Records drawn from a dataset

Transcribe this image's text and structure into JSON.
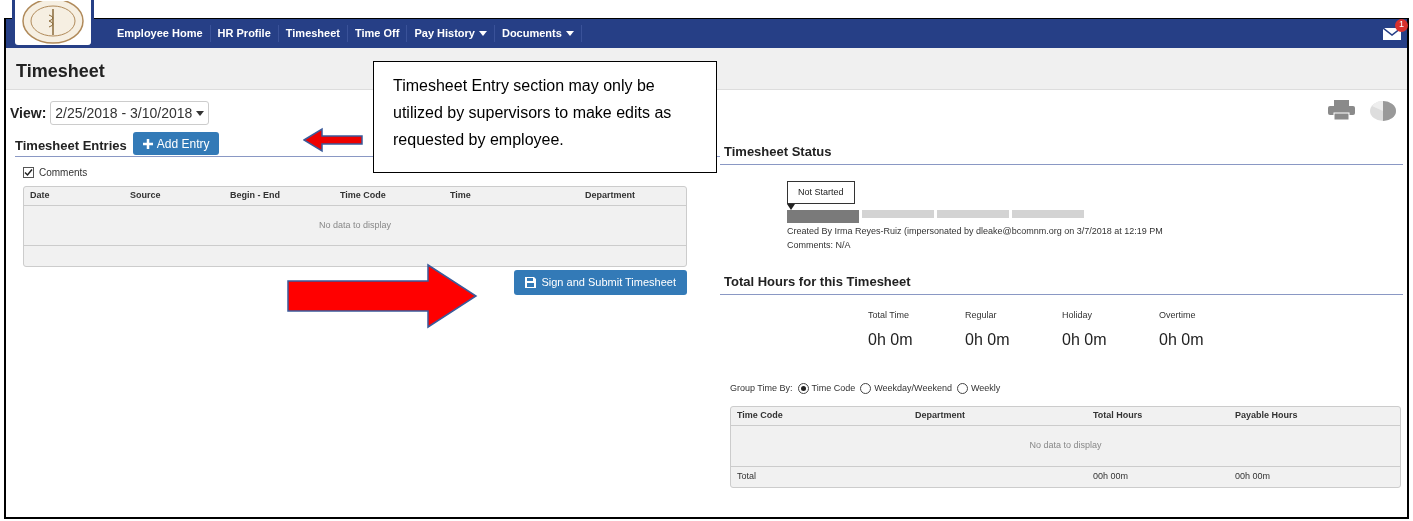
{
  "nav": {
    "items": [
      {
        "label": "Employee Home",
        "dropdown": false
      },
      {
        "label": "HR Profile",
        "dropdown": false
      },
      {
        "label": "Timesheet",
        "dropdown": false
      },
      {
        "label": "Time Off",
        "dropdown": false
      },
      {
        "label": "Pay History",
        "dropdown": true
      },
      {
        "label": "Documents",
        "dropdown": true
      }
    ],
    "mail_badge": "1"
  },
  "page_title": "Timesheet",
  "view": {
    "label": "View:",
    "value": "2/25/2018 - 3/10/2018"
  },
  "entries": {
    "title": "Timesheet Entries",
    "add_button": "Add Entry",
    "comments": {
      "label": "Comments",
      "checked": true
    },
    "columns": [
      "Date",
      "Source",
      "Begin - End",
      "Time Code",
      "Time",
      "Department"
    ],
    "empty": "No data to display",
    "submit_button": "Sign and Submit Timesheet"
  },
  "callout": "Timesheet Entry section may only be utilized by supervisors to make edits as requested by employee.",
  "status": {
    "title": "Timesheet Status",
    "tooltip": "Not Started",
    "steps": [
      {
        "done": true
      },
      {
        "done": false
      },
      {
        "done": false
      },
      {
        "done": false
      }
    ],
    "created": "Created By Irma Reyes-Ruiz (impersonated by dleake@bcomnm.org on 3/7/2018 at 12:19 PM",
    "comments": "Comments: N/A"
  },
  "totals": {
    "title": "Total Hours for this Timesheet",
    "stats": [
      {
        "label": "Total Time",
        "value": "0h 0m"
      },
      {
        "label": "Regular",
        "value": "0h 0m"
      },
      {
        "label": "Holiday",
        "value": "0h 0m"
      },
      {
        "label": "Overtime",
        "value": "0h 0m"
      }
    ]
  },
  "group_by": {
    "label": "Group Time By:",
    "options": [
      {
        "label": "Time Code",
        "selected": true
      },
      {
        "label": "Weekday/Weekend",
        "selected": false
      },
      {
        "label": "Weekly",
        "selected": false
      }
    ]
  },
  "summary": {
    "columns": [
      "Time Code",
      "Department",
      "Total Hours",
      "Payable Hours"
    ],
    "empty": "No data to display",
    "total_row": {
      "label": "Total",
      "total_hours": "00h 00m",
      "payable_hours": "00h 00m"
    }
  }
}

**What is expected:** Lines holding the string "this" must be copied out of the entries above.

**Result of the exercise:**
Transcribe this image's text and structure into JSON.
    "title": "Total Hours for this Timesheet",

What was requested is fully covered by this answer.